This work was supported by grants from the National Institutes of Health/National Institute of Diabetes and Digestive and Kidney Diseases (NIDDK; no. DK39311) and by the Research Service of the Department of Veterans Affairs. Subject ascertainment was supported in part by grants from the American Diabetes Association, and subject ascertainment and metabolic studies were supported by General Clinical Research Center Grant M01RR14288 from the National Institutes of Health/National Center for Research Resources to the University of Arkansas for Medical Sciences. Studies of the International Type 2 Diabetes Chromosome 1q Consortium were supported primarily as a supplement to NIDDK award U01-DK58026. Additional funding sources and International Type 2 Diabetes Chromosome 1q Consortium members are listed in the supplemental data, which is detailed in the online appendix.
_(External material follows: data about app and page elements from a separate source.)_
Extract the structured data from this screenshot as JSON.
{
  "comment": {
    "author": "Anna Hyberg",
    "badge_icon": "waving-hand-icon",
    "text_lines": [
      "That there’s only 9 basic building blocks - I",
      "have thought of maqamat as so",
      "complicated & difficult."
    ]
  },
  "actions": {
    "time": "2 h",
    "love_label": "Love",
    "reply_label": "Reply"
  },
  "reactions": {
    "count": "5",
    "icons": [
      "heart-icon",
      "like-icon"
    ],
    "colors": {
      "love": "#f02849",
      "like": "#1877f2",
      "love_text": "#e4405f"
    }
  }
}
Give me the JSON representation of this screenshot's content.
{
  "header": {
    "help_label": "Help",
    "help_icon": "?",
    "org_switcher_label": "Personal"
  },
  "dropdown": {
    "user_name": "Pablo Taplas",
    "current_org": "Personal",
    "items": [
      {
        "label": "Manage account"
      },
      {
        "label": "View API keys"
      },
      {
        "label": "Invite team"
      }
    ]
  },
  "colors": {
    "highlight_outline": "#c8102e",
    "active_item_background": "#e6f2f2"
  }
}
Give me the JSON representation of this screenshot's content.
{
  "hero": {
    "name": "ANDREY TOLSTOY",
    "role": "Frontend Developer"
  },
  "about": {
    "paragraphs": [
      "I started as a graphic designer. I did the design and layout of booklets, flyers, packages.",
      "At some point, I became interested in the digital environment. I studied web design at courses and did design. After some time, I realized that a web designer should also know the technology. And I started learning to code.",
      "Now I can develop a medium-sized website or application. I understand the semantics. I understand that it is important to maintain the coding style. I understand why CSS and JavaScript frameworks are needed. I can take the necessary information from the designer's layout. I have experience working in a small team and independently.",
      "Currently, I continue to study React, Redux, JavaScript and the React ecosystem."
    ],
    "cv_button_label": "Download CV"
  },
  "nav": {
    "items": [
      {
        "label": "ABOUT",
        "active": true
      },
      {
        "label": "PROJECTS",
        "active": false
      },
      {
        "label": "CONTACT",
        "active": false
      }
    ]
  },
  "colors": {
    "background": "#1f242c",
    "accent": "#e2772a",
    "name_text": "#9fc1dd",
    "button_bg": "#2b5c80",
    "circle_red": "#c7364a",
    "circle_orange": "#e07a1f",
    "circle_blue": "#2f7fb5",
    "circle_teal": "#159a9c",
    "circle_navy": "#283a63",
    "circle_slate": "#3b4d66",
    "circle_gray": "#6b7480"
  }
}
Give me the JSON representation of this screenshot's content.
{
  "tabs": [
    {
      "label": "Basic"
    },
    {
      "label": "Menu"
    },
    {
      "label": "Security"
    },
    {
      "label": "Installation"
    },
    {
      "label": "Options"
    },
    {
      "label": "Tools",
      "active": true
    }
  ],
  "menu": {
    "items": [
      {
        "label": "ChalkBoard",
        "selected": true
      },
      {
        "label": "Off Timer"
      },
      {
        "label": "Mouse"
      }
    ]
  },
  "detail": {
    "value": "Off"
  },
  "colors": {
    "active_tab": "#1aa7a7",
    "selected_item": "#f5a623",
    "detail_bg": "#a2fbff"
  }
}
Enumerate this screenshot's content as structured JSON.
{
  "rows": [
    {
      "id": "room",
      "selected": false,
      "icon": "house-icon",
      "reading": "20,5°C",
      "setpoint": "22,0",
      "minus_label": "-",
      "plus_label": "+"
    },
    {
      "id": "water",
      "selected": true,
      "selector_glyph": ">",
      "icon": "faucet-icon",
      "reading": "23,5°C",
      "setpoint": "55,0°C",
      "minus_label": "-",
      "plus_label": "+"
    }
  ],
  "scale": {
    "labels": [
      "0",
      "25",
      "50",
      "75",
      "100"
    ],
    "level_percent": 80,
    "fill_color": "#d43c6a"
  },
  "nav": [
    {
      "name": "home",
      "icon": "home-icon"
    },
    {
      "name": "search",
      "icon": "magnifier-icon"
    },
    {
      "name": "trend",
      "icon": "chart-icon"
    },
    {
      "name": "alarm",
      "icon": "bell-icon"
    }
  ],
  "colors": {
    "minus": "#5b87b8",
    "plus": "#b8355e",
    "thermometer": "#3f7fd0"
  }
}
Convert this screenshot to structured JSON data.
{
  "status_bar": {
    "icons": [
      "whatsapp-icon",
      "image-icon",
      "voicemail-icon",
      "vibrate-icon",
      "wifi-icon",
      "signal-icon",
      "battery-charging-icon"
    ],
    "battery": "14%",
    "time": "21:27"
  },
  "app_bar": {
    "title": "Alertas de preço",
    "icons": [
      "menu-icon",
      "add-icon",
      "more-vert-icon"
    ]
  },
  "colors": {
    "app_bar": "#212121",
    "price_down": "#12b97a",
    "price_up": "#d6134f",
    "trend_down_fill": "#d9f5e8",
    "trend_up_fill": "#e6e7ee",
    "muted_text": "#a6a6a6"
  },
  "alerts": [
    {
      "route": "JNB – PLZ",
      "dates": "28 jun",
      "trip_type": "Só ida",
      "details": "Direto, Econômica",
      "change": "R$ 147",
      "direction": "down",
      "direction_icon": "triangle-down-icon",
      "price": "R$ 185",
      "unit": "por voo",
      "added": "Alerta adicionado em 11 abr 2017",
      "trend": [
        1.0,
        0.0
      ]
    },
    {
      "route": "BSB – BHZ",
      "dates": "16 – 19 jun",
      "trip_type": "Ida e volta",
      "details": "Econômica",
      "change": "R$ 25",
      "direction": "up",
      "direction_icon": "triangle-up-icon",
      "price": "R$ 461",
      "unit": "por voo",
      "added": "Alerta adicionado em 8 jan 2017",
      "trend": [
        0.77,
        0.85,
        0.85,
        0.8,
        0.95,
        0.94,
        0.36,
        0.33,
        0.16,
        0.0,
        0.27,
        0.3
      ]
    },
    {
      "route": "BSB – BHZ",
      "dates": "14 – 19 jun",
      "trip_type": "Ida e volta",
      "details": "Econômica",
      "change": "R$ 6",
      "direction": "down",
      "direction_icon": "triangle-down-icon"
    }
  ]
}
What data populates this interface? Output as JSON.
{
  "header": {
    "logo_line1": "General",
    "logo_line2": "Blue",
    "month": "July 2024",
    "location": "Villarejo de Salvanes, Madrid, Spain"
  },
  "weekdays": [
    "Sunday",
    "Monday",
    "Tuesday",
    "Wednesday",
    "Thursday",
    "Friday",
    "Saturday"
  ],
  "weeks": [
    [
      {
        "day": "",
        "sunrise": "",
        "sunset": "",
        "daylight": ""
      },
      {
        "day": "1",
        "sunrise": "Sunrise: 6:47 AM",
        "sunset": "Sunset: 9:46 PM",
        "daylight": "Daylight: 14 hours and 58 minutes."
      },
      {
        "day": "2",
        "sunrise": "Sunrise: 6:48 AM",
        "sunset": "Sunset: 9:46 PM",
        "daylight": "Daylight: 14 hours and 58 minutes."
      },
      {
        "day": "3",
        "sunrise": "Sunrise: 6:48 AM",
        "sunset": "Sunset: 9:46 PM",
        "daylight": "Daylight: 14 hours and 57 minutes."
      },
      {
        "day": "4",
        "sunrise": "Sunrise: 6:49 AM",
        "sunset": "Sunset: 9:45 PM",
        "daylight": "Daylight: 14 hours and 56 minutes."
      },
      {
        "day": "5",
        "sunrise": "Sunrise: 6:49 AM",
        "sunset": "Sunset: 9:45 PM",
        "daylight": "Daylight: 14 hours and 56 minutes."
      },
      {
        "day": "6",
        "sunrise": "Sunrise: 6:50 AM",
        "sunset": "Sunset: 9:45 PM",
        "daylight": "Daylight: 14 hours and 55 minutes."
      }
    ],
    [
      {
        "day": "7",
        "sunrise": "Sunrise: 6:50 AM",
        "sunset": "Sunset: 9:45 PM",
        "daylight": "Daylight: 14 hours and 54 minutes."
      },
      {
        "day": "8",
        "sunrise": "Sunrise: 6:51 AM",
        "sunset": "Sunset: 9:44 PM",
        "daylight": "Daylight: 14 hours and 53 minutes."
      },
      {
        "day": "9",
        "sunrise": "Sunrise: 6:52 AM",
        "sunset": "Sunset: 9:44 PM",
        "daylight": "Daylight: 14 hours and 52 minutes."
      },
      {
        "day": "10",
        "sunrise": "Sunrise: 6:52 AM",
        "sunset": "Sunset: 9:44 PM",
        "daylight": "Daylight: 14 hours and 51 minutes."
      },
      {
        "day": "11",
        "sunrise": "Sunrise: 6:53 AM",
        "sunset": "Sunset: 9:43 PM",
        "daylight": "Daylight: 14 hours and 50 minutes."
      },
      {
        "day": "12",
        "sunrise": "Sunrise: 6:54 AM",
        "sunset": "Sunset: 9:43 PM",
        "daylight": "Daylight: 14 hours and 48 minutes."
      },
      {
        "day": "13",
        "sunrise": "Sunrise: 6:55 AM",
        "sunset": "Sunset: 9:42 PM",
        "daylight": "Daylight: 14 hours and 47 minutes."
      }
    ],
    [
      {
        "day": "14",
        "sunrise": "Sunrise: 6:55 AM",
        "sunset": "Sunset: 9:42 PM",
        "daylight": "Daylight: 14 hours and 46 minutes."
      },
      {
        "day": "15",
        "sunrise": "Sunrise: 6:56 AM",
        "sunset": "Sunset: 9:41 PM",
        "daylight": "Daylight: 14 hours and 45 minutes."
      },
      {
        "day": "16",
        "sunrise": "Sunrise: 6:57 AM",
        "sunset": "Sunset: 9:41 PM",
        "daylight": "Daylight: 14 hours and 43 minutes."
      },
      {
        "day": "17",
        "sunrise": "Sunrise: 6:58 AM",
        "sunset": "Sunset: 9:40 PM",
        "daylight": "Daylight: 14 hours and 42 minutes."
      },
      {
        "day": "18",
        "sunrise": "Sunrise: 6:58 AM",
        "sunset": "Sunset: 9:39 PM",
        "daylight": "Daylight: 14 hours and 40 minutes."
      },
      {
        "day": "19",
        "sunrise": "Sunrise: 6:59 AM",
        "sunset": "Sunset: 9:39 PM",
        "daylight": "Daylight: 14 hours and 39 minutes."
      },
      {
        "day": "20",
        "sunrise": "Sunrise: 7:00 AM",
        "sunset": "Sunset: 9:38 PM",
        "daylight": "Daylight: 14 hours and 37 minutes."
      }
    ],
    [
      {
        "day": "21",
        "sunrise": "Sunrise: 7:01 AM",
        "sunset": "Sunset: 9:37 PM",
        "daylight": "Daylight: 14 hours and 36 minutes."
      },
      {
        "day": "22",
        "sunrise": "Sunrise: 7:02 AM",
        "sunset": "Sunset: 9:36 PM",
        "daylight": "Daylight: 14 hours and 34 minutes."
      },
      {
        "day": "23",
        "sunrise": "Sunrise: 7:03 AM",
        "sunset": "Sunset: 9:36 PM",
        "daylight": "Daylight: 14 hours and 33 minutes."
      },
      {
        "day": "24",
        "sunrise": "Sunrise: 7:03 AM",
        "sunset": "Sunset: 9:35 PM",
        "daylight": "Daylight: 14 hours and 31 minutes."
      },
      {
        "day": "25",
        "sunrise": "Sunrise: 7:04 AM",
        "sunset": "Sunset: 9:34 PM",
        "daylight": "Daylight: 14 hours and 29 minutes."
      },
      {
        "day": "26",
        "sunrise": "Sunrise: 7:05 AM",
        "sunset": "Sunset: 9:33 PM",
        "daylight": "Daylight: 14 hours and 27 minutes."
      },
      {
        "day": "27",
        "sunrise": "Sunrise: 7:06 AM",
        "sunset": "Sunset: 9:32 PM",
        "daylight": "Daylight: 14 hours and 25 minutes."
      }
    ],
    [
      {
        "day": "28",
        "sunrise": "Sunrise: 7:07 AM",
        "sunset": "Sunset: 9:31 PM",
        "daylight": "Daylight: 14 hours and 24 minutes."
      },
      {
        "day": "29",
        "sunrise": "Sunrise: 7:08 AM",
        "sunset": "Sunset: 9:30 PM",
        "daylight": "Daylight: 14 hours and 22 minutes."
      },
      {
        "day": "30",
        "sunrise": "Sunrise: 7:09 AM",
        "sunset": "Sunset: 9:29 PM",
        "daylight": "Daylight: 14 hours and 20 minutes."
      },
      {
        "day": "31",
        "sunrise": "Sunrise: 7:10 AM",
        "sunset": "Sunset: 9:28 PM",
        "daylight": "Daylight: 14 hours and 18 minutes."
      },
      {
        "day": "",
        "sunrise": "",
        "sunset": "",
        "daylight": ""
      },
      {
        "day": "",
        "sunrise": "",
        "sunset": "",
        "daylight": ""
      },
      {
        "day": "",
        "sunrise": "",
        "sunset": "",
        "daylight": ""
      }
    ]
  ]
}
We thank Yiwen Jia for assisting with lymphocyte mRNA measures.
S.K.D. and W.S.C. contributed equally to the work reported in the manuscript.
Additional information can be found in an online appendix at http://diabetes.diabetesjournals.org.
The costs of publication of this article were defrayed in part by the payment of page charges. This article must therefore be hereby marked “advertisement” in accordance with 18 U.S.C. Section 1734 solely to indicate this fact.
- Received October 20, 2005.
- Accepted May 30, 2006.